Bennington 1776 Flag - The unusual '76 and seven-pointed stars appearing in the canton easily identifies a Bennington Flag.
In the 1777 Battle of Bennington American forces, namely the Green Mountain Boys led by Ethan Allen, drove back the advancing British armies from reaching Albany, NY in an attempt to cut of New England from the remainder of the colonies as other British regiments drove north from NY City.
This flag’s material is a filament, warp knit polyester, producing a flag of good durability and color retention. This polyester material has an open weave that allows the flag to fly in very light breezes. Featuring white Polyester Duck heading and brass grommets.
The Bennington Flag is a version of the American Flag associated with the American Revolution Battle of Bennington, from which it derives its name. Like many Revolution era flags, the Bennington features 13 stars and 13 stripes, symbolic of the 13 American colonies that were in a state of rebellion against Great Britain. The Bennington version is easily identified by a large '76' in the canton, recalling the year 1776, when the Declaration of Independence was signed.
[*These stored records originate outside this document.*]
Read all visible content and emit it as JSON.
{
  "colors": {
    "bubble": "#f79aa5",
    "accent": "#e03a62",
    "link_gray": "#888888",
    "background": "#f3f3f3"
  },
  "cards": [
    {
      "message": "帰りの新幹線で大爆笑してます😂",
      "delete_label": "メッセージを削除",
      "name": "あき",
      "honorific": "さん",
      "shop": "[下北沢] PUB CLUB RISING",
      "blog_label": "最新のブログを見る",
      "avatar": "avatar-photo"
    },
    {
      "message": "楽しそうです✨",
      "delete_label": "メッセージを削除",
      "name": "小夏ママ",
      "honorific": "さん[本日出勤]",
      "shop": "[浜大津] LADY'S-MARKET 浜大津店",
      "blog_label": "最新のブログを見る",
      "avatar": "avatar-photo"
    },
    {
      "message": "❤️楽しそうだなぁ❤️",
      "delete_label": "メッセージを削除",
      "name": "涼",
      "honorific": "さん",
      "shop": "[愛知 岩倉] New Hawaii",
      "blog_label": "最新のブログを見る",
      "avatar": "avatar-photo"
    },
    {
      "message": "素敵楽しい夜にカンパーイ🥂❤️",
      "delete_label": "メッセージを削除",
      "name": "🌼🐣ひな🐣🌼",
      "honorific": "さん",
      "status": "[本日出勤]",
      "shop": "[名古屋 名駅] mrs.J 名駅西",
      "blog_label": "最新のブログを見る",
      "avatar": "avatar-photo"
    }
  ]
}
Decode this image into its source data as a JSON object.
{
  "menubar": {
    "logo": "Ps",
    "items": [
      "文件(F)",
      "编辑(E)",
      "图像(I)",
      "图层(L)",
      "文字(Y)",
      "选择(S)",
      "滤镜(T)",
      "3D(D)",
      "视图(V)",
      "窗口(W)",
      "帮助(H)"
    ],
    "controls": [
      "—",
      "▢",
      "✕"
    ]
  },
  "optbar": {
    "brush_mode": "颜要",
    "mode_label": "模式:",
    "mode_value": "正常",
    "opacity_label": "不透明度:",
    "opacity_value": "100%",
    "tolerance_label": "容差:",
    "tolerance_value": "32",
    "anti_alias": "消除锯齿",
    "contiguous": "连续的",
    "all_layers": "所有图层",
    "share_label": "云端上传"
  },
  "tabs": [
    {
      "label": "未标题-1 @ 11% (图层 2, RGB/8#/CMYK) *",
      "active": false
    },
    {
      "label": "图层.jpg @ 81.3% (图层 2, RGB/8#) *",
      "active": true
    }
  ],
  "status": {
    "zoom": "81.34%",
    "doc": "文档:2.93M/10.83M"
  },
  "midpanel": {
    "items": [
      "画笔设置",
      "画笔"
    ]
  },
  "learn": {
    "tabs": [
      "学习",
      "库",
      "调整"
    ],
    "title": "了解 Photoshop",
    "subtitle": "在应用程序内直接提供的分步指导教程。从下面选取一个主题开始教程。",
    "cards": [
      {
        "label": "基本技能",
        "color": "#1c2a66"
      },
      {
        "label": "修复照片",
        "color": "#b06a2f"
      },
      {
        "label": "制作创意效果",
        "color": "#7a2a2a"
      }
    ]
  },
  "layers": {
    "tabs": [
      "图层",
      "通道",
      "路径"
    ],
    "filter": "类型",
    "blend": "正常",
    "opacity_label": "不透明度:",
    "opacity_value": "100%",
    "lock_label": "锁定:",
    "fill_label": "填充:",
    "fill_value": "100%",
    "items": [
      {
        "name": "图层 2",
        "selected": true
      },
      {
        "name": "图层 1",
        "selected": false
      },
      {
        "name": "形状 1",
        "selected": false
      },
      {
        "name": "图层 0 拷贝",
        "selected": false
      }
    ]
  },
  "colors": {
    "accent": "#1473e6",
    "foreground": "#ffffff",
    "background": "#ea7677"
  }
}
Another unique feature of the Bennington flag is the arrangement of the 13 stripes, alternating white-red (from either the top or bottom) instead of the more traditional red-white.
One legend claims that the original Bennington Flag was carried off the field by Nathaniel Fillmore and passed down through the Fillmore family, and was, at one time, in the possession of President Millard Fillmore, Nathaniel's grandson. Philetus P. Fillmore flew a Bennington flag in 1877, to commemorate the Battle of Bennington. Mrs. Maude Fillmore Wilson donated the family flag to the Bennington Museum. Because of the family association, the flag is also referred to as the "Fillmore Flag".